The band was formed when vocalist and guitarist Sean Aylward, who’d spent two years recording and touring with Apollo Sunshine, headed to the West Coast and began working on some solo material. A chance meeting with Mike Silva (drums, vocals) and Mike Sarno (bass) while on a surfing excursion in Baja, Mexico, led to an impromptu jam session and an explosion of chemistry which the trio couldn’t deny, leading to the birth of Hello Echo. Their debut release, Hello, grabbed great reviews and that’s something that’s bound to continue with the release of their sophomore project, Echo.Drawing from a template that does recall acts like Modest Mouse and The Pixies, Hello Echo still crafts music that is altogether their own, bridging together elements of rock, folk, surf, punk, and blues, stirring it together to create a savory gumbo.
“Growing Old and Sleeping” kicks the party off to a shuffling start, the arrangement simple and almost sing-song like before giving way to the garage rock of “Country” with its big bass lines and gritty vocals. “Watch Through the Lines” connects a lot of dots, with a funky island groove in the bass lines while a rocking guitar riff rages over the top while “Coffee Cups” hints at some old school rock influences with its melodic jams and radio ready sound.“Under a Spell” is appreciably funky, a swirly guitar line weaving its way through the composition with some creative flair which gives way to the plaintive Americana folk of “Tumbleweejy” and its sweeping strings and plaintive piano tones. In contrast, “Lion” is a slow builder assembled around Silva’s tight percussion and ambient tones that gradually develop while “A Drop is an Ocean” is a good, old fashioned blues rocker, Aylward’s guitar work and vocals well suited to the task.

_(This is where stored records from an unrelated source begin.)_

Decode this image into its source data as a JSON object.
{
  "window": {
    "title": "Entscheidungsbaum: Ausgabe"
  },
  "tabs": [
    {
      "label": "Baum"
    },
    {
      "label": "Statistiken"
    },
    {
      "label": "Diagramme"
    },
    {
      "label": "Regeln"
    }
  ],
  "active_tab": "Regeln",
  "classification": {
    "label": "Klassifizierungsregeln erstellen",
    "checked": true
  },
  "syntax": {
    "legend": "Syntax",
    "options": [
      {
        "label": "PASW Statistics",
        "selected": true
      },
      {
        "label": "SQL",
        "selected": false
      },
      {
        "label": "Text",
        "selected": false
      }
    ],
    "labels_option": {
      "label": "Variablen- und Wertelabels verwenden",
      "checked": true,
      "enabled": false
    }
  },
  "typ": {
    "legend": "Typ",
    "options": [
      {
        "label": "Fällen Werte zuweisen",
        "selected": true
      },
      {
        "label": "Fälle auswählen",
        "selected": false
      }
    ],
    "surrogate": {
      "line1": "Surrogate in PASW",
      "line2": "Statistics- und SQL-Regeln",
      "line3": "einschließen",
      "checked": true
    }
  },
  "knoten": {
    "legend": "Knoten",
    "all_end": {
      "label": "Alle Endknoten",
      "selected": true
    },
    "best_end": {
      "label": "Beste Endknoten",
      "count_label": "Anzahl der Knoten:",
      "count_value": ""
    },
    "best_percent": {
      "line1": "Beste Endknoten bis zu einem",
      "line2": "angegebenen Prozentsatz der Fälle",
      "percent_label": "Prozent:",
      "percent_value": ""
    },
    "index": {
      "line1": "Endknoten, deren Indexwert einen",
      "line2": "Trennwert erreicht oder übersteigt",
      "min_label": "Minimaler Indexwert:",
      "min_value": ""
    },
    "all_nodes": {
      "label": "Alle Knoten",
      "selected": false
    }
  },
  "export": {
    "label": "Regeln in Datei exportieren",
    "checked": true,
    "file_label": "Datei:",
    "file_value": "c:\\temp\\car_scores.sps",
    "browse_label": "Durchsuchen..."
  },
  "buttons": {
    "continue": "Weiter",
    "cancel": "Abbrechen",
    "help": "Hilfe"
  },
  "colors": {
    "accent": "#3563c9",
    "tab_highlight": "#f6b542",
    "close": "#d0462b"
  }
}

Keeping listeners on their toes, the band then delivers the lighthearted island-tinged jam “Big Sur,” bright and simply beautiful before seguing into the ambling “I Wore it Too,” a track that hints at island tones with a plodding drive and smooth harmonies. “Don’t Add It Up” shifts gears back into the more creatively eclectic, blending harmonica, strings, guitars, and more to deliver a subtly moving soundscape before closing the record out with “And We Both Know,” a track that is gentle and moving.On Echo, Hello Echo continue to impress, delivering hefty slices of creativity alongside solid musical chops and a poignant delivery. The result is an album that you want to hear again and again and there’s no better compliment to give than that.